Blog Post created by go365admin on Sep 9, 2015

It’s natural to feel a little sad as you replace your summer clothes with sweaters and heavy coats. But if you consistently feel symptoms of depression during the winter months, you may have Seasonal Affective Disorder, or SAD.Common SAD symptoms include:


Mood Changes

Lack of interest in your usual activities

Feeling less active

Changes in sleep patterns

Increased carbohydrate craving and weight gainDifficulty concentrating on regular tasks



Here’s what you need to know:

What is it?
Seasonal Affective Disorder (SAD) is a form of depression that occurs at the same time each year, usually around late fall and winter. Studies have indicated that 75% of diagnosed cases are women.

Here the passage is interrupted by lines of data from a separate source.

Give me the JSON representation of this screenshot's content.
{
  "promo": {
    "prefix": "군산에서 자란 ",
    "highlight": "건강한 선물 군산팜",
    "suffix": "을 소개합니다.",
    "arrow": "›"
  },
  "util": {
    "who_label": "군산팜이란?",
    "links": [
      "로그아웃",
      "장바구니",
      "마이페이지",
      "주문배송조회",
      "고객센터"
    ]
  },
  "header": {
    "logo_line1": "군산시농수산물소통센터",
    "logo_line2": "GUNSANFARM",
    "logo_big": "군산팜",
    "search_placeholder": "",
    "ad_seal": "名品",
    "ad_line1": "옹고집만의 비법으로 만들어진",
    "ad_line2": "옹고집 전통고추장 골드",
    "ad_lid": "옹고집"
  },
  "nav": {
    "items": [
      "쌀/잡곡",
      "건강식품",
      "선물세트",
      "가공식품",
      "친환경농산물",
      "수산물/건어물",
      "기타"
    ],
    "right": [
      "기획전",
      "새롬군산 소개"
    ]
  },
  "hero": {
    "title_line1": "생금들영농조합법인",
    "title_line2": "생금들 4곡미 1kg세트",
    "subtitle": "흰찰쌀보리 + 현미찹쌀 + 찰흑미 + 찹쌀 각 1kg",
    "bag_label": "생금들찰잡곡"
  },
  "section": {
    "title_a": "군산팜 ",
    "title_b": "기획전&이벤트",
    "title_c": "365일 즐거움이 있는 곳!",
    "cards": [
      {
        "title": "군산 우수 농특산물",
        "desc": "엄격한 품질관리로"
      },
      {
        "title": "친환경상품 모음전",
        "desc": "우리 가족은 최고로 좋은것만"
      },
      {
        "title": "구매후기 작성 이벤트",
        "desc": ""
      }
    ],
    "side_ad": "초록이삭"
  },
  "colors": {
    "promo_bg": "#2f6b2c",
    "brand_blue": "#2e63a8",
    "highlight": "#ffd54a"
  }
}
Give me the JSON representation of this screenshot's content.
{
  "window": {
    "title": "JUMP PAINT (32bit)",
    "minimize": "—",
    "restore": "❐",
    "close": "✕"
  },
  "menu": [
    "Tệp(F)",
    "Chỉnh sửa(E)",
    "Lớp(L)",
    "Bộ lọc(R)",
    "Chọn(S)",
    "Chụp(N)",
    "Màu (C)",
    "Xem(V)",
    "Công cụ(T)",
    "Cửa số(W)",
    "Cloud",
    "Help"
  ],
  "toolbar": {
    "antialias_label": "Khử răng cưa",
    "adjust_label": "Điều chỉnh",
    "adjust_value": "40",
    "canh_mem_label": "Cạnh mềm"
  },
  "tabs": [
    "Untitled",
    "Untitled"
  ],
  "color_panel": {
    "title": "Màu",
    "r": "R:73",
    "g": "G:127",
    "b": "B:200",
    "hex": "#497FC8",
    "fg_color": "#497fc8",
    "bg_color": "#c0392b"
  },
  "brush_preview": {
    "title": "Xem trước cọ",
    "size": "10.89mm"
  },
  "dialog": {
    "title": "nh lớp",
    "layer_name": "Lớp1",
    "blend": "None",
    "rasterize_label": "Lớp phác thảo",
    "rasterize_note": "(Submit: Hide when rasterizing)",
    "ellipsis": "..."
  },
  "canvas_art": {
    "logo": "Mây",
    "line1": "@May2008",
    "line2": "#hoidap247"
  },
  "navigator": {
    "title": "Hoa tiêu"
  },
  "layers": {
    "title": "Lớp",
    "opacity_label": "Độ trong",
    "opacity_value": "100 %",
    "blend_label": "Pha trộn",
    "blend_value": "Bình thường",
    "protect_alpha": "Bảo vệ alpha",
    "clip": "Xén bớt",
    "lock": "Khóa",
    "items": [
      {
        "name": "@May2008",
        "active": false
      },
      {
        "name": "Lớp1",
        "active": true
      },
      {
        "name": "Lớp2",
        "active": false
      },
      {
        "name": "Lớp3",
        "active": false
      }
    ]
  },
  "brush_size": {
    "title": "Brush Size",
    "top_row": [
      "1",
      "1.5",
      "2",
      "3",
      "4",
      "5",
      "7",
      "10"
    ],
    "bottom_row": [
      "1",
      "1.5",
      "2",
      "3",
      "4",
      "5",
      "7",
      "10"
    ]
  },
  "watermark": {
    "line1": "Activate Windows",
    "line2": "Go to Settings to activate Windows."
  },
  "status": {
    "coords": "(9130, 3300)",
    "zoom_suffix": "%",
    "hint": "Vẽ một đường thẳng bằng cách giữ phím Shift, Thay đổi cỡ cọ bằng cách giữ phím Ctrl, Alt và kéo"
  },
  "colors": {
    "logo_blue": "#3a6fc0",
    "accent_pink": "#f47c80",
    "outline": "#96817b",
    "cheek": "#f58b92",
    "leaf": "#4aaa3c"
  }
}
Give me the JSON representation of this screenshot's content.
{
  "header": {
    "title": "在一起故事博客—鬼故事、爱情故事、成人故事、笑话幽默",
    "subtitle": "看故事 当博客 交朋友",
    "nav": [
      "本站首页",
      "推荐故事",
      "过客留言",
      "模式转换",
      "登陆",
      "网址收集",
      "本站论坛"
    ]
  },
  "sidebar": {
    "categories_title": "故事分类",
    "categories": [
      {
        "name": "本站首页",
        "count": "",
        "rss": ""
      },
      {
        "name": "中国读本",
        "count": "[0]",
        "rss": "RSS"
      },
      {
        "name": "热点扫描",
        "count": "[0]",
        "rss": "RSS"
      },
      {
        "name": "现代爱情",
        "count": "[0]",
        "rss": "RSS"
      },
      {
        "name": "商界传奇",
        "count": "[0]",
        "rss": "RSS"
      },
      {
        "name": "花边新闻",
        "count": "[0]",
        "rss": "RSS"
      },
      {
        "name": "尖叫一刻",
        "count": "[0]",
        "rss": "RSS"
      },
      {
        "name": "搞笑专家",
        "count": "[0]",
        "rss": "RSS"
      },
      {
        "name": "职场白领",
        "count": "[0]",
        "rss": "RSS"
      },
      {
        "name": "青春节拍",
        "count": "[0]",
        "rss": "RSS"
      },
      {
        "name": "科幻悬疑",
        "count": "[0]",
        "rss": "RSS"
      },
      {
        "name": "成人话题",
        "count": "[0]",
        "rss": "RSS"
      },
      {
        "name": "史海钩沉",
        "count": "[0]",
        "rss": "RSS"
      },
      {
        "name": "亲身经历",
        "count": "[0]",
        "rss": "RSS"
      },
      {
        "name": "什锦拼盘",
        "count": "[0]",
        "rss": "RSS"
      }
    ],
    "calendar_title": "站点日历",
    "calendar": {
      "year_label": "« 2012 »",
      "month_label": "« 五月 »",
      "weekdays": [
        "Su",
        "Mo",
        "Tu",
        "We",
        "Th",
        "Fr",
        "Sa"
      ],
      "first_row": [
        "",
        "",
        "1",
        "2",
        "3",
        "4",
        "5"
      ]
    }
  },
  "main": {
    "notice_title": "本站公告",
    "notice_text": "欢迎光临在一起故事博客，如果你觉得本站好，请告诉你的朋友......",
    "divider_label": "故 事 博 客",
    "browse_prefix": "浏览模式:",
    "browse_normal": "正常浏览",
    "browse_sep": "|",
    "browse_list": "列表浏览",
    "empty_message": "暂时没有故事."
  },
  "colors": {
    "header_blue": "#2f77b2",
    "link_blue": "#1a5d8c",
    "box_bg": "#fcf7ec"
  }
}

Many experience symptoms and dismiss them as ‘winter blues,’ but it is important to remember that there is a spectrum of seasonal depression—some cases are milder than others. No need to tough it out if you can take steps toward balancing your mood throughout the year.

What causes SAD?

The exact causes of SAD are unclear, but research has found a direct link to lack of sunlight. Experts have also found links pointing to melatonin and serotonin, two chemicals that help regulate our sleep-wake cycles. The human body produces more Melatonin when it’s dark and days are shorter. This increase can cause us to feel drowsy and tired. On the other hand, serotonin production goes up when a person is exposed to sunlight. This may account for a natural dip in the winter. 

What can I do?
While proper diet and exercise may not cure SAD, good habits may help you cope more effectively.  If you’re experiencing severe symptoms, consult a doctor immediately.  For milder symptoms, here are a few helpful ways to make life feel a little easier in the Winter.  You can even earn Vitality Bucks for doing some of them!

  • Take daytime walk breaks during your work week
  • Increase your daily vegetable intake
  • Be social: don’t be afraid to ask for support from family and friends
  • Light therapy–this involves sitting in front of a “light box,” or high-intensity fluorescent lamp.  Studies have shown
  • Keep moving!

For more information, or to take self-assessments, visit: http://www.cet.org/eng/Tools_ENG.html

Photo used under creative use license courtesy of evilerin. HumanaVitality is not an insurance product. This material is intended for informational use only and should not be construed as medical advice or used in place of consulting a licensed medical professional. You should consult with your doctor before making dietary changes.

Humana is a Medicare Advantage HMO, PPO, and PFFS plan with a Medicare contract. Enrollment in a Humana plan depends on contract renewal. This information is not a complete description of benefits. Contact the plan for more information. Limitations, copayments, and restrictions may apply. Benefits may change each year.

This information is available for free in other languages. Please call Customer Care at the number on the back of your Humana member ID card.


Esta información está disponible gratuitamente en otros idiomas. Comuníquese con el Departamento de Atención al Cliente llamando al número en el dorso de su tarjeta de identificación de afiliado de Humana.

If you are medically unable to perform these tasks, you can call customer care and we will work with you to find another way to earn Vitality Bucks. Please call the member service number on the back of your Humana member ID card.